Kim forecast that North Korea would establish a new corps of missiles comprising the solid-propellant Pukguksong missiles, Hwasong 12, 14 and 15, KN-23, 24 and 25, and others. The missiles have enhanced mobility, precision and maneuverability, as well as the ability to evade defenses.
“There appears to have been a step change in North Korea’s established tri-axis missile program consisting of Scud, Nodong (or Rodong), Musudan-type missiles as well as in the country’s strategies and tactics for missile employment,” he said.
Kim raised doubts about whether the missile defense system pursued by the South Korean military is capable of intercepting newly developed, enhanced missiles.
South Korea’s Ministry of National Defense on Tuesday also said it “assessed North Korea’s every missile launch as a direct and grave military threat” to the country.
“North Korea will continue to develop more advanced and accurate systems as their program continues. Concerns over this test should rather be aimed at the overall advancement of their missile program as a whole,” Schmerler said.KN-24 armed with nuclear warheads?

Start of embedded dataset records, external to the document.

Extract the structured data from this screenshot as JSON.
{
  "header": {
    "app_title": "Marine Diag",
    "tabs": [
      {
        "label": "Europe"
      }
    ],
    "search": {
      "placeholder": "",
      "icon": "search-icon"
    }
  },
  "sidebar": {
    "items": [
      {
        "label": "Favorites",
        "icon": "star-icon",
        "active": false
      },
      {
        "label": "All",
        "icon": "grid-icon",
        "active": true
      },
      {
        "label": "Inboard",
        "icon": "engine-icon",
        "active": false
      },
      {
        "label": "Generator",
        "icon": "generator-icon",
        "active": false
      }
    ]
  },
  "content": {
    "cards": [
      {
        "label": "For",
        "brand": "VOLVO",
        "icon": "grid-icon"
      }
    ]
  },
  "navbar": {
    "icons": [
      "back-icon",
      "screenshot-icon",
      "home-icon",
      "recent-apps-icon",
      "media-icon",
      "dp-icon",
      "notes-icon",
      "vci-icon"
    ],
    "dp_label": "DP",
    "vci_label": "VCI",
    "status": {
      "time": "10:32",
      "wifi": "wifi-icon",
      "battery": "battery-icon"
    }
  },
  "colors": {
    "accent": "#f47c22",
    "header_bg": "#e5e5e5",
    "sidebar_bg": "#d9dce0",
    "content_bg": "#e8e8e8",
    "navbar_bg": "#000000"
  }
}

In Seoul, concerns over Monday’s missile test particularly stem from the possibility of a KN-24 missile with its relatively large payload carrying tactical nuclear warheads. Some analysts see Pyongyang would seek to turn the KN-24 into a dual-capable missile.
But US missile analysts share the view that the KN-24 system is mainly intended for delivering conventional warheads.
“The KN-24 appears to be designed for a range of conventional submunitions, which may be field-swappable,” said Ankit Panda, a senior fellow at the Carnegie Endowment for International Peace.
“North Korea has provided no indication that the KN-24 will be nuclearized, but based on North Korea’s efforts in nuclear weapons design to date, they may be able to manufacture a compact enough warhead for this weapon.”
At the Eighth Party Congress, North Korean leader Kim Jong-un urged the country to produce more miniaturized and lighter nuclear warheads and to develop “tactical nuclear weapons.”
“The KN-24 could potentially carry a small nuclear warhead. Whether or not it carries a nuclear weapon in service depends on the role assigned to it in the North Korean military,” Duitsman said.
Analysts also say North Korea’s recent test-firing of four ballistic missiles in two discrete launches, which came after the Biden administration’s first sanctions designations, were carried out for both domestic and foreign policy purposes.
The North Korean media also conspicuously and unusually reported that the Second Economic Committee, which is subject to UN and US sanctions, conducted the plan for Monday’s missile test along with the Academy of Defense Science and other related institutions. But this is not an unprecedented report.
“I find the mention of the Second Economic Committee interesting,” Panda said. “The SEC is involved with missile production and overseas procurement; mentioning the Second Economic Committee’s involvement in a missile test shortly after the US sanctions action could be seen as a form of defiance, but we have no way of knowing for sure.”
By Ji Da-gyum (firstname.lastname@example.org